by Eric Martin
Then maybe they would, one-by-one, drop out of their respective races in order to oppose Obama's agenda. After all, he's managed to get the GOP to come out in opposition to tax cuts, paygo, a freeze on discretionary spending, cuts in discretionary spending and a commission dedicated to deficit/debt reduction. From Sam Stein (via Benen)
Some senior Republican strategists and party veterans are beginning to fret that the party's refusal to work with President Obama, even when he crosses onto their own philosophical turf, could ultimately erode some of the political gains they've made this past year.
Over the past two weeks, Republicans in Congress have united in nearly unanimous opposition to a series of ideologically conservative policy suggestions, starting with a commission to reduce the deficit, a pay-go provision that would limit new expenditures, and a spending freeze on non-military programs.
Opposition has usually been based on specific policy concerns or complaints that the measures aren't going far enough. But the message being sent is that the GOP's sole mission is presidential destruction.
Now, some in the party are beginning to worry.
Perhaps, but Mike Pence sure didn't get the memo. Check out the following from the American Conservative's Daniel Larison. First this:
Nestled in the list of small-business initiatives that President Barack Obama announced in the State of the Union address was a measure providing incentives to small firms that hire employees and raise wages.
The details of the initiative, which Mr. Obama is expected to highlight when he visits Baltimore today, include a $5,000 tax credit for every net new employee in 2010 [bold mine-DL]. This credit would be retroactive to the beginning of the calendar year and could be received on a quarterly basis, if the business so chooses. In addition, employers would receive a tax credit to cover Social Security payroll taxes on wage increases. ~The Wall Street Journal
Pence called a White House plan to offer tax credits to small businesses the “Jimmy Carter tax credit,” arguing that it could provide incentives for employers to lay off employees [bold mine-DL]. Although Republicans have criticized Democrats for doing too much too fast, Pence called the plan a continuation of the “small ball” economic policies from Democrats in Congress and the White House.
“I don’t think we should be looking to the economic policies of the Carter administration to get us out of the worst recession in 25 years,” Pence said. ~Politico
Wow. I must admit, I didnt' see that coming. Larison's reaction is rather on target:
Yesterday I said that the GOP remains just as intellectually bankrupt and unimaginative as ever, but I need to amend that in light of Pence’s comments. If possible, the GOP has somehow managed to become even worse than it was in previous years. How else can you explain the desperate bid to reframe tax credits for small business as a job-killing measure? It is tax credits similar to these that the Republicans normally advocate as a matter of course, and it was this sort of thing that Republicans were demanding more of last year during the debate over the stimulus bill. Instead of recognizing this and trying to claim that the administration has adopted one of his party’s solutions, Pence is reduced to the absurdity of claiming that possible tax reduction on businesses that hire new employees is some revival of the dreaded Carter years. [...]

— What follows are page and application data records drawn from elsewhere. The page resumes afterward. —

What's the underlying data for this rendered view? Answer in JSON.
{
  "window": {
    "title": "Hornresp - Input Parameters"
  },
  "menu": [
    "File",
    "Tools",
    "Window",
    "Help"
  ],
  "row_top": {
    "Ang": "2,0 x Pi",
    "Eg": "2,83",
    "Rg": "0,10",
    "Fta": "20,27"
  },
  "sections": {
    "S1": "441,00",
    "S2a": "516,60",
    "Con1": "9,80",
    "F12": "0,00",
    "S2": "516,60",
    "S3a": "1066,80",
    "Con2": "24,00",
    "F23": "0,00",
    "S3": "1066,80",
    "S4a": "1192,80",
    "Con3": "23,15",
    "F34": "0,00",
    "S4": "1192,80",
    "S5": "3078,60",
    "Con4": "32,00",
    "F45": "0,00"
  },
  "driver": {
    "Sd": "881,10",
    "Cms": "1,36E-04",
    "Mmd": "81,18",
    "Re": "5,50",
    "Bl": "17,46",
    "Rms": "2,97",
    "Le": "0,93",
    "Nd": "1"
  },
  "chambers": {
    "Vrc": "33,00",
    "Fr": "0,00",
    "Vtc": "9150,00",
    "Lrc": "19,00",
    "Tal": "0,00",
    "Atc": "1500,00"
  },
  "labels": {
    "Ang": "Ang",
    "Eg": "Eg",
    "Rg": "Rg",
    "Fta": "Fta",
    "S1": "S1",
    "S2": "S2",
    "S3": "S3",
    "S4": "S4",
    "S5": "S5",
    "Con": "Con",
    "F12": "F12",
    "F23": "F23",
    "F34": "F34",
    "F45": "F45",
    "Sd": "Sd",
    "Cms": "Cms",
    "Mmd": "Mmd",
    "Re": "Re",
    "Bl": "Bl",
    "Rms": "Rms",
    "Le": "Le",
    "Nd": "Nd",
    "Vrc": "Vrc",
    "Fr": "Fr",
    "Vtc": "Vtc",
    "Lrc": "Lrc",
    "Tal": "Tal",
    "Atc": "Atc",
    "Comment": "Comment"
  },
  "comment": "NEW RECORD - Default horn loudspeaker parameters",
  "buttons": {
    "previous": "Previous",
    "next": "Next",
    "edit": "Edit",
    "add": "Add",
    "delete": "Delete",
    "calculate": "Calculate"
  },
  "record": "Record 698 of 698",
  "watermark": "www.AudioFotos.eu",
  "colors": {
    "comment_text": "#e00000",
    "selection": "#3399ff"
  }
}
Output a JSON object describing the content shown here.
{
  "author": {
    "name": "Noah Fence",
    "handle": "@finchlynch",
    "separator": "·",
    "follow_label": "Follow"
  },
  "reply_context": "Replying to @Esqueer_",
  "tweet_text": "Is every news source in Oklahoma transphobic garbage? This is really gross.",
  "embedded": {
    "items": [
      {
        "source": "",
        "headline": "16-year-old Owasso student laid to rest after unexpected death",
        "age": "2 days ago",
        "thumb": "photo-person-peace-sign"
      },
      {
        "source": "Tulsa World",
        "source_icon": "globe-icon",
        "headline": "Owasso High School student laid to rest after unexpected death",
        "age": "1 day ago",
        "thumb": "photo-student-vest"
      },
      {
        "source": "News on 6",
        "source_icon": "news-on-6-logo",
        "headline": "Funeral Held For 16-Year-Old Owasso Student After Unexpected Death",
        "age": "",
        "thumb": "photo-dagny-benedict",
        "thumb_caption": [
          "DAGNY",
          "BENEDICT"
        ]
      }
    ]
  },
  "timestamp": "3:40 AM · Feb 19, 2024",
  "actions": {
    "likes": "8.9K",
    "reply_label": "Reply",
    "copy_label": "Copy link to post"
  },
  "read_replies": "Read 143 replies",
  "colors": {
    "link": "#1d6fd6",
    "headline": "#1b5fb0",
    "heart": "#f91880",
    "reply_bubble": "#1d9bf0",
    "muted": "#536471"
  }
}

Let’s remember that Pence is not some minor member of the minority. He is the House Republican conference chair, the third highest-ranking Republican in that chamber, and he recently decided not to pursue a Senate bid against Evan Bayh in order to re-build a Republican majority in the House. If this is what he has to offer in his current role, perhaps it would have been better for the GOP if he had tried his luck back home in Indiana.
Rounding out the list, we have the National Review complaining that Obama might cut funding for voyages to Mars and the moon as part of an effort to get spending under control (or redirected to more exigent uses). Apparently, in this instance, Obama's cuts will cause us to lose the space race to China. Because China will beat us to the moon. Or something.
In addition to the China scaremongering, the National Review actually argues that cutting government spending in such a manner will, get this, lead to the loss of jobs. That government spending "creates jobs."
But...I...you...thought, ahh, forget it.